Inclusive Classroom Practices: Pronouns

Shawn BushDiversity Initiatives

By Shawn Bush (he/him/his)

Lately, you may have experienced more conversations, meetings, and Zoom call introductions including the announcing of one’s pronouns. When working with young people, it is important to create a learning environment in which students feel safe in exploring and expressing their identities. But how does accurately using students’ pronouns help to establish an inclusive classroom community? 

Image Courtesy GLSEN
Implicit Bias

There is a crucial distinction between what you know about someone’s identity based on what they have shared, and what you assume about a person’s identity based on your perceptions of their appearance. For example, when someone shares their name, pronouns, past lived experiences, or other information pertaining to their identity, they are directly communicating to you who they are and how to address them. The person has agency over their own identity and labels. When you assume labels or identifiers without input or consent, you are positing your own perspective onto assess how that person identifies.

You cannot know a person’s identity just by observation. When you make assumptions about someone’s identity based on perception instead of listening to how they identify, you are likely influenced by implicit bias. The Kirwan Institute for the Study of Race and Ethnicity defines implicit bias as “attitudes or stereotypes that affect our understanding, actions, and decisions in an unconscious manner.” They write, “These biases are activated involuntarily and without an individual’s awareness or intention.” Even if you do not intend to use your own preconceived ideas to form biases about people, you can still be influenced by those notions and act in a way that reflects these biases.

Therefore, we should not make assumptions about identity based on external factors such as clothing, mannerisms, or appearance. It is important to note that these harmful assumptions and mischaracterizations are not limited to pronouns or gender identity. Assumptions of people’s race, ethnicity, age, sexuality, income, ability, or any other categorization stem from a false conception that we have the ability to know folks and how to respect them better than they know for themselves. This creates a power dynamic between teacher and student in which the student may not feel safe being a part of the classroom community. It is important to listen to students and be understanding when they share how they identify with you.

Setting the Tone and Modeling Inclusive Practices

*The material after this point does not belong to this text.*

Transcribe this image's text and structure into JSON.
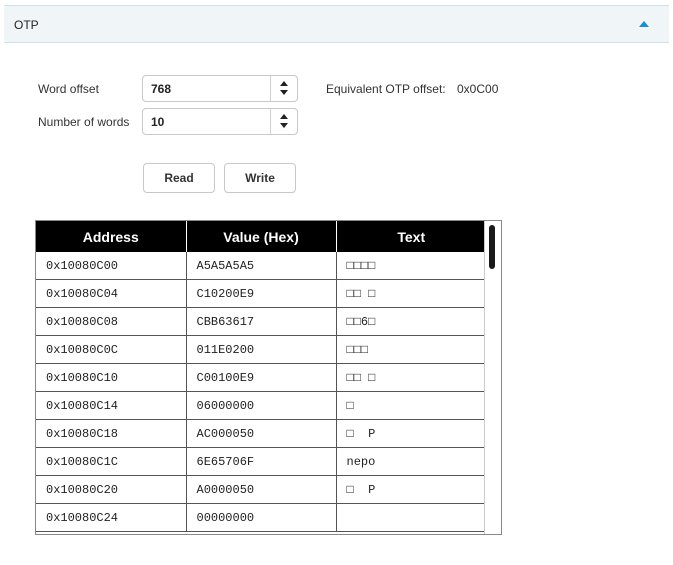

So, how do we open up these channels of communication? And, how do we ensure that we are continuously respecting each other’s identities in the classroom? One way is to invite students to share their preferred pronouns for themselves if they are comfortable, and to use gender neutral language until you get specification. It also helps to offer your personal pronouns first. This opens up the space for others to identify as they would like. Prioritize making learning environments conducive to authentic conversations about inclusivity by setting the tone and modeling inclusive practices yourself.

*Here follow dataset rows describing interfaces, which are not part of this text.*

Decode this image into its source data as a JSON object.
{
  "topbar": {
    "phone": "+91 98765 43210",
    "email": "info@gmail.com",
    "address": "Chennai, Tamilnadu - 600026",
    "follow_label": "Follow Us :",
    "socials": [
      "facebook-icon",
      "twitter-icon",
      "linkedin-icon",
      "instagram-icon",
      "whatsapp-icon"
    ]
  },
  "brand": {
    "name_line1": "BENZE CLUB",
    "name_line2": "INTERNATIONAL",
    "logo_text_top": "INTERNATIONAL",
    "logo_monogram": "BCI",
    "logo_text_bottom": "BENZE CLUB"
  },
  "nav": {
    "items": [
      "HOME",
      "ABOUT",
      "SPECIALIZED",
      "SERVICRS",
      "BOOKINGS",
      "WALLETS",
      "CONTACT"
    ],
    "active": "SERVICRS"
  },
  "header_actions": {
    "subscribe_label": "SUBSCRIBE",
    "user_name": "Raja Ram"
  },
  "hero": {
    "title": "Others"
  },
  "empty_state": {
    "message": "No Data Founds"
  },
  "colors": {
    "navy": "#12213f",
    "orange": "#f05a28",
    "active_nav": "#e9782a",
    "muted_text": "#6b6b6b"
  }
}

Pointers from Mx. Schwarz

Another important tip for educators is to provide rationale for why you are asking students for their pronouns. Students will have varying experiences with how much they have thought about their own pronouns. In order for them to all be respectful of each other, it helps to understand more fully why you are asking. Ace Schwarz, a non-binary teacher in Pennsylvania, offers this explanation to their students:

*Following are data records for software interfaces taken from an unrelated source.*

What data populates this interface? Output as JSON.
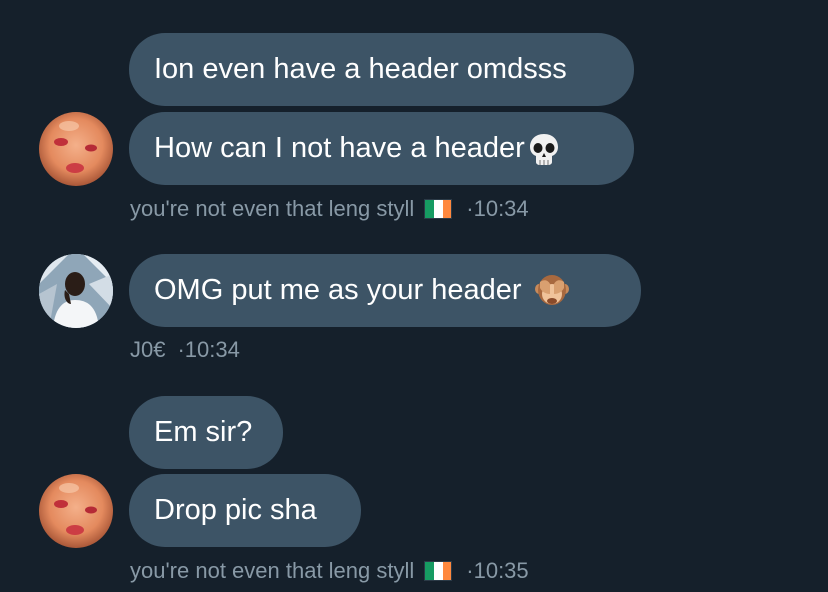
{
  "conversation": {
    "groups": [
      {
        "messages": [
          {
            "text": "Ion even have a header omdsss"
          },
          {
            "text": "How can I not have a header",
            "emoji": "skull"
          }
        ],
        "meta": {
          "sender": "you're not even that leng styll",
          "flag": "flag-ireland",
          "time": "·10:34"
        }
      },
      {
        "messages": [
          {
            "text": "OMG put me as your header",
            "emoji": "see-no-evil-monkey"
          }
        ],
        "meta": {
          "sender": "J0€",
          "time": "·10:34"
        }
      },
      {
        "messages": [
          {
            "text": "Em sir?"
          },
          {
            "text": "Drop pic sha"
          }
        ],
        "meta": {
          "sender": "you're not even that leng styll",
          "flag": "flag-ireland",
          "time": "·10:35"
        }
      }
    ]
  },
  "colors": {
    "background": "#15202b",
    "bubble": "#3d5466",
    "bubble_text": "#ffffff",
    "meta_text": "#8899a6",
    "flag_green": "#169b62",
    "flag_white": "#ffffff",
    "flag_orange": "#ff883e"
  }
}
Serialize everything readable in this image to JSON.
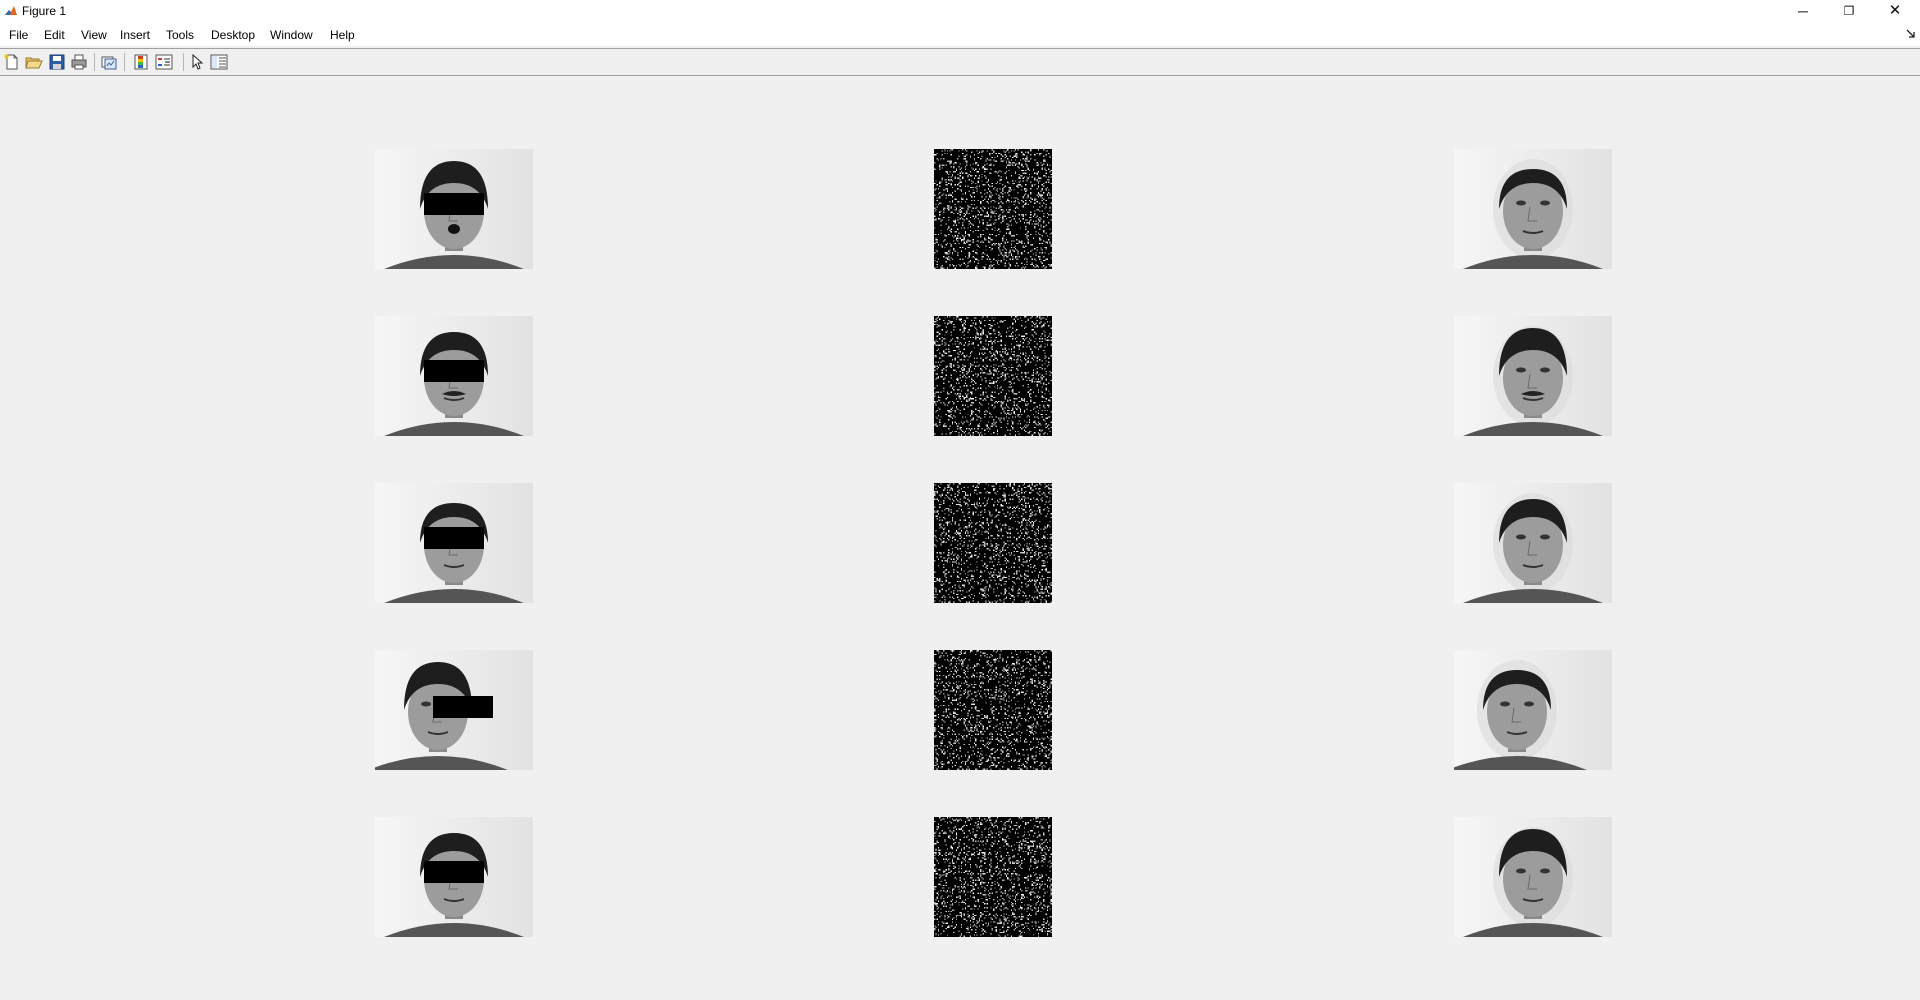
{
  "window": {
    "title": "Figure 1",
    "controls": {
      "minimize": "─",
      "maximize": "❐",
      "close": "✕"
    }
  },
  "menubar": {
    "items": [
      "File",
      "Edit",
      "View",
      "Insert",
      "Tools",
      "Desktop",
      "Window",
      "Help"
    ],
    "dock_icon": "dock-arrow-icon"
  },
  "toolbar": {
    "buttons": [
      "new-figure-icon",
      "open-file-icon",
      "save-icon",
      "print-icon",
      "link-plot-icon",
      "insert-colorbar-icon",
      "insert-legend-icon",
      "edit-plot-pointer-icon",
      "property-inspector-icon"
    ]
  },
  "figure": {
    "subplots": {
      "rows": 5,
      "columns": [
        "occluded-face-image",
        "sparse-noise-image",
        "reconstructed-face-image"
      ]
    }
  }
}
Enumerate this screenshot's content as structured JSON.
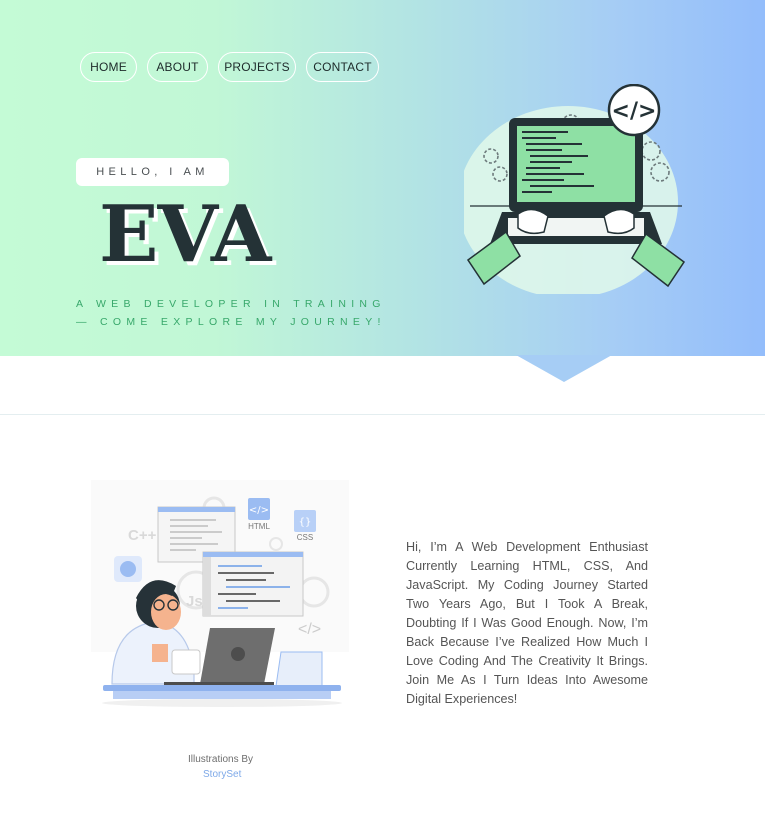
{
  "nav": {
    "items": [
      "HOME",
      "ABOUT",
      "PROJECTS",
      "CONTACT"
    ]
  },
  "hero": {
    "greeting": "HELLO, I AM",
    "name": "EVA",
    "tagline_line1": "A WEB DEVELOPER IN TRAINING",
    "tagline_line2": "— COME EXPLORE MY JOURNEY!"
  },
  "hero_illustration": {
    "icon": "code-tag-icon",
    "code_symbol": "</>"
  },
  "about_illustration": {
    "labels": {
      "cpp": "C++",
      "html": "HTML",
      "css": "CSS",
      "js": "Js",
      "html_badge": "</>",
      "css_badge": "{}",
      "code_tag": "</>"
    }
  },
  "about": {
    "bio": "Hi, I’m A Web Development Enthusiast Currently Learning HTML, CSS, And JavaScript. My Coding Journey Started Two Years Ago, But I Took A Break, Doubting If I Was Good Enough. Now, I’m Back Because I’ve Realized How Much I Love Coding And The Creativity It Brings. Join Me As I Turn Ideas Into Awesome Digital Experiences!"
  },
  "credit": {
    "text": "Illustrations By",
    "link": "StorySet"
  },
  "colors": {
    "hero_gradient_start": "#c4fbd6",
    "hero_gradient_end": "#93bdfb",
    "name_color": "#243236",
    "tagline_color": "#38a86b",
    "accent_green": "#8ee0a4",
    "accent_blue": "#7ea9e8"
  }
}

My name is Mx. Schwarz, and my pronouns are they/them/theirs. This means that you would replace my name with the pronoun “they”. For example, instead of saying “Mx. Schwarz is a science teacher,” you’d say “They are a science teacher.” We can’t know someone’s pronouns based on their name or appearance, so it’s important to ask. In this class, we respect everyone, and that includes not making assumptions about each other. I want to honor your pronouns and not make assumptions about which ones you use based on your name and appearance, which is why I’m asking for them.

Tips for Explaining and Introducing Pronouns

Schwarz’ introduction is excellent for many reasons. They share their own information to open the space for others and they give rationale for why we share pronouns. Often there are misconceptions that asking for pronouns is asking for gender identity, but that is not the case. Schwarz writes “Students (and parents) tend to assume that when we ask for pronouns we’re asking about gender identity, and we’re not. Pronouns are not synonymous with gender. What we’re really doing is respecting people and how they want to be referred to. Notice in the above example, the word ‘gender’ appears zero times because that’s not what this is about. When students understand that I don’t want to make assumptions about them, it tends to make more sense.”

Making Your Classroom a Safe, Inclusive Space

To read more from Mx. Schwarz, their blog Teaching Outside the Binary is an excellent resource for teachers or anyone working with young people. Gay, Lesbian, and Straight Education Network (GLSEN) also has this helpful Pronouns Guide. It is useful if you are new to learning about pronouns, or if you are curious what to do when you make a mistake (thank the person for correcting you!). You also may want to check out Gender Wheel, which provides teacher tips, book recommendations for conversations about pronouns, as well as interactive tools and games. By seeking out more information and refusing to assume students’ identities, we can help foster a safer, more inclusive space for students to explore themselves and their learning.